With the proliferation of all wheel drive systems and advanced active driver aids, good Winter driving performance is not uncommon in today’s family utility vehicles. The way in which the QX60 conquers Winter is different than most though, as it is completely unfazed by changing conditions. In a market full of talented players, the QX60 is simply the most confident family hauler I have ever driven in adverse conditions. In a time when driving safely is more important than ever before, that confidence alone is worth the price of admission.
With all of the social media hype surrounding short video postings, I have decided to start using Instagram videos to create daily car review video bites for my gig over at Wheels.ca. I am a week in and I kinda like the medium. I hope you like it too.
First up is the 2013 Lincoln MKZ. There has been a lot of chatter in the media debating whether Lincoln has lost the plot when it comes to styling and the future of the brand. Most of those who are panning the style are old guys who don’t like change.
There was a time when the thought of a youthful 40 something year old driving a Lincoln would have been laughable to many. The brand just wasn’t as hip as, say BMW. It’s not that they were necessarily bad cars, they were missing out on the cool factor. Ok, some of them were pretty bad. With the new Ford of the past couple of years came a new Lincoln too, a brand that is decidedly more cool.
For a family long weekend road trip recently, we needed something with enough space to carry all 5 of us along with all of our assorted flotsam and a gigantic cargo box full of dance costumes. No, they aren’t mine! This called for either the dreaded minivan or an SUV/CUV type vehicle. The 5 passenger 2011 Lincoln MKX seemed like it had some potential for the weekend. After spending some time in it, the MKX has potential for a lot more than just a weekend.
Built in Ford’s Oakville, Ontario plant, the MKX has received a thorough refresh for the 2011 model year. Originally launched as an 07 model, the MKX opened up a whole new market for the once popular brand. The slick styling, world class fit and finish, utility and performance brought customers who would traditionally be looking at import brands into the showroom.
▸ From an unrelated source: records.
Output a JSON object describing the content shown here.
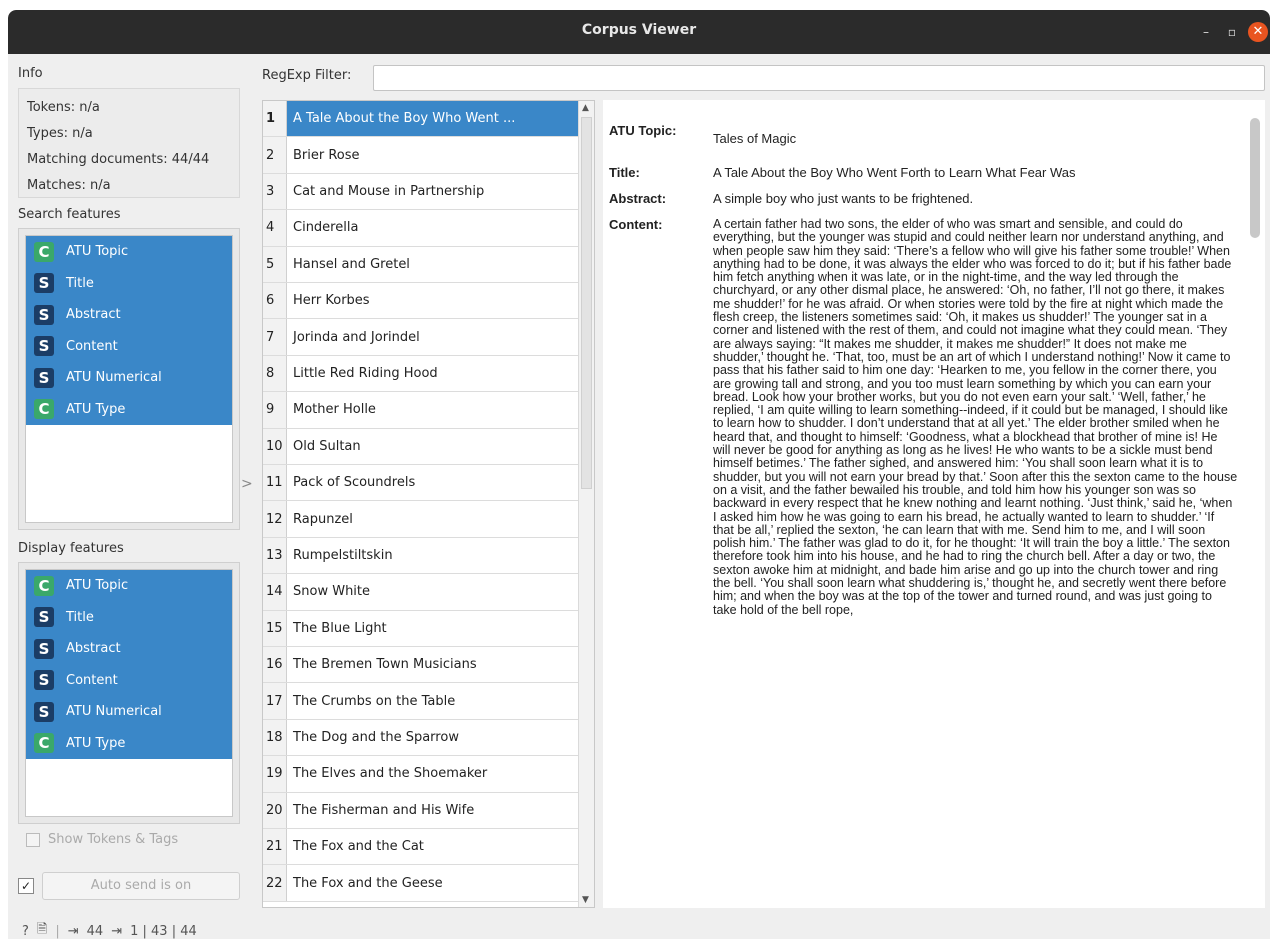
{
  "window": {
    "title": "Corpus Viewer",
    "min_glyph": "–",
    "max_glyph": "▫",
    "close_glyph": "✕"
  },
  "info": {
    "label": "Info",
    "tokens": "Tokens: n/a",
    "types": "Types: n/a",
    "matching": "Matching documents: 44/44",
    "matches": "Matches: n/a"
  },
  "search_features": {
    "label": "Search features",
    "items": [
      {
        "badge": "C",
        "label": "ATU Topic"
      },
      {
        "badge": "S",
        "label": "Title"
      },
      {
        "badge": "S",
        "label": "Abstract"
      },
      {
        "badge": "S",
        "label": "Content"
      },
      {
        "badge": "S",
        "label": "ATU Numerical"
      },
      {
        "badge": "C",
        "label": "ATU Type"
      }
    ]
  },
  "display_features": {
    "label": "Display features",
    "items": [
      {
        "badge": "C",
        "label": "ATU Topic"
      },
      {
        "badge": "S",
        "label": "Title"
      },
      {
        "badge": "S",
        "label": "Abstract"
      },
      {
        "badge": "S",
        "label": "Content"
      },
      {
        "badge": "S",
        "label": "ATU Numerical"
      },
      {
        "badge": "C",
        "label": "ATU Type"
      }
    ]
  },
  "show_tokens": "Show Tokens & Tags",
  "auto_send": {
    "checked": "✓",
    "label": "Auto send is on"
  },
  "status": {
    "help": "?",
    "doc": "🗎",
    "in_icon": "⇥",
    "in_count": "44",
    "out_icon": "⇥",
    "out_counts": "1 | 43 | 44"
  },
  "regex": {
    "label": "RegExp Filter:",
    "value": ""
  },
  "documents": [
    {
      "n": "1",
      "title": "A Tale About the Boy Who Went ..."
    },
    {
      "n": "2",
      "title": "Brier Rose"
    },
    {
      "n": "3",
      "title": "Cat and Mouse in Partnership"
    },
    {
      "n": "4",
      "title": "Cinderella"
    },
    {
      "n": "5",
      "title": "Hansel and Gretel"
    },
    {
      "n": "6",
      "title": "Herr Korbes"
    },
    {
      "n": "7",
      "title": "Jorinda and Jorindel"
    },
    {
      "n": "8",
      "title": "Little Red Riding Hood"
    },
    {
      "n": "9",
      "title": "Mother Holle"
    },
    {
      "n": "10",
      "title": "Old Sultan"
    },
    {
      "n": "11",
      "title": "Pack of Scoundrels"
    },
    {
      "n": "12",
      "title": "Rapunzel"
    },
    {
      "n": "13",
      "title": "Rumpelstiltskin"
    },
    {
      "n": "14",
      "title": "Snow White"
    },
    {
      "n": "15",
      "title": "The Blue Light"
    },
    {
      "n": "16",
      "title": "The Bremen Town Musicians"
    },
    {
      "n": "17",
      "title": "The Crumbs on the Table"
    },
    {
      "n": "18",
      "title": "The Dog and the Sparrow"
    },
    {
      "n": "19",
      "title": "The Elves and the Shoemaker"
    },
    {
      "n": "20",
      "title": "The Fisherman and His Wife"
    },
    {
      "n": "21",
      "title": "The Fox and the Cat"
    },
    {
      "n": "22",
      "title": "The Fox and the Geese"
    }
  ],
  "selected_doc": 0,
  "doc_detail": {
    "atu_topic_key": "ATU Topic:",
    "atu_topic": "Tales of Magic",
    "title_key": "Title:",
    "title": "A Tale About the Boy Who Went Forth to Learn What Fear Was",
    "abstract_key": "Abstract:",
    "abstract": "A simple boy who just wants to be frightened.",
    "content_key": "Content:",
    "content": "A certain father had two sons, the elder of who was smart and sensible, and could do everything, but the younger was stupid and could neither learn nor understand anything, and when people saw him they said: ‘There’s a fellow who will give his father some trouble!’ When anything had to be done, it was always the elder who was forced to do it; but if his father bade him fetch anything when it was late, or in the night-time, and the way led through the churchyard, or any other dismal place, he answered: ‘Oh, no father, I’ll not go there, it makes me shudder!’ for he was afraid. Or when stories were told by the fire at night which made the flesh creep, the listeners sometimes said: ‘Oh, it makes us shudder!’ The younger sat in a corner and listened with the rest of them, and could not imagine what they could mean. ‘They are always saying: “It makes me shudder, it makes me shudder!” It does not make me shudder,’ thought he. ‘That, too, must be an art of which I understand nothing!’ Now it came to pass that his father said to him one day: ‘Hearken to me, you fellow in the corner there, you are growing tall and strong, and you too must learn something by which you can earn your bread. Look how your brother works, but you do not even earn your salt.’ ‘Well, father,’ he replied, ‘I am quite willing to learn something--indeed, if it could but be managed, I should like to learn how to shudder. I don’t understand that at all yet.’ The elder brother smiled when he heard that, and thought to himself: ‘Goodness, what a blockhead that brother of mine is! He will never be good for anything as long as he lives! He who wants to be a sickle must bend himself betimes.’ The father sighed, and answered him: ‘You shall soon learn what it is to shudder, but you will not earn your bread by that.’ Soon after this the sexton came to the house on a visit, and the father bewailed his trouble, and told him how his younger son was so backward in every respect that he knew nothing and learnt nothing. ‘Just think,’ said he, ‘when I asked him how he was going to earn his bread, he actually wanted to learn to shudder.’ ‘If that be all,’ replied the sexton, ‘he can learn that with me. Send him to me, and I will soon polish him.’ The father was glad to do it, for he thought: ‘It will train the boy a little.’ The sexton therefore took him into his house, and he had to ring the church bell. After a day or two, the sexton awoke him at midnight, and bade him arise and go up into the church tower and ring the bell. ‘You shall soon learn what shuddering is,’ thought he, and secretly went there before him; and when the boy was at the top of the tower and turned round, and was just going to take hold of the bell rope,"
  }
}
The MKX, along with some of its siblings was bringing the cool back to Lincoln.
The exterior has received a number of changes from front to back beginning with the new split-wing grille, re-arched fenders and lower rocker moldings to create a better flow to the side view. Unique 2 piece tail lamps utilize indirect LED lighting to create a dramatic effect without actually seeing the light source. The rear view has been beefed up a bit with the addition of larger oval exhaust tips as well. The brushed metal and chrome trim is just bling enough to know this is a Lincoln, but not so much that it looks tacky.